[Problem requirements] Write out the full listing exactly as it appears below.

[Material provided]
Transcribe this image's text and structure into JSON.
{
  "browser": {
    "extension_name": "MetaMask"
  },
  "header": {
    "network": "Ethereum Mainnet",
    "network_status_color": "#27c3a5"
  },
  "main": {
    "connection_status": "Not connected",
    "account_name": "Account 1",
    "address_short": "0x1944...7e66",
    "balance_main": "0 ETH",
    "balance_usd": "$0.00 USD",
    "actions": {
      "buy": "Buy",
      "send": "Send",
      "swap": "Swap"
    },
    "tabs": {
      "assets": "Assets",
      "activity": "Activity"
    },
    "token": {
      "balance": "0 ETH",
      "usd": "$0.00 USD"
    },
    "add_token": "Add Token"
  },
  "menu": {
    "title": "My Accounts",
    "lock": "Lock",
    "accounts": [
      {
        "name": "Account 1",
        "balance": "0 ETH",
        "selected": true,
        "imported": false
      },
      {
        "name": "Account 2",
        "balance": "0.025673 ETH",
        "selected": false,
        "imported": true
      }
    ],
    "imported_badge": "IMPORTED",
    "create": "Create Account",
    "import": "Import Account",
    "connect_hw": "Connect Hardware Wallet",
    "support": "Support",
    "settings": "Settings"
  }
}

[Answer box]
Transcribe this image's text and structure into JSON.
{
  "browser": {
    "extension_name": "MetaMask"
  },
  "header": {
    "network": "Ethereum Mainnet",
    "network_status_color": "#27c3a5"
  },
  "main": {
    "connection_status": "Not connected",
    "account_name": "Account 1",
    "address_short": "0x1944...7e66",
    "balance_main": "0 ETH",
    "balance_usd": "$0.00 USD",
    "actions": {
      "buy": "Buy",
      "send": "Send",
      "swap": "Swap"
    },
    "tabs": {
      "assets": "Assets",
      "activity": "Activity"
    },
    "token": {
      "balance": "0 ETH",
      "usd": "$0.00 USD"
    },
    "add_token": "Add Token"
  },
  "menu": {
    "title": "My Accounts",
    "lock": "Lock",
    "accounts": [
      {
        "name": "Account 1",
        "balance": "0 ETH",
        "selected": true,
        "imported": false
      },
      {
        "name": "Account 2",
        "balance": "0.025673 ETH",
        "selected": false,
        "imported": true
      }
    ],
    "imported_badge": "IMPORTED",
    "create": "Create Account",
    "import": "Import Account",
    "connect_hw": "Connect Hardware Wallet",
    "support": "Support",
    "settings": "Settings"
  }
}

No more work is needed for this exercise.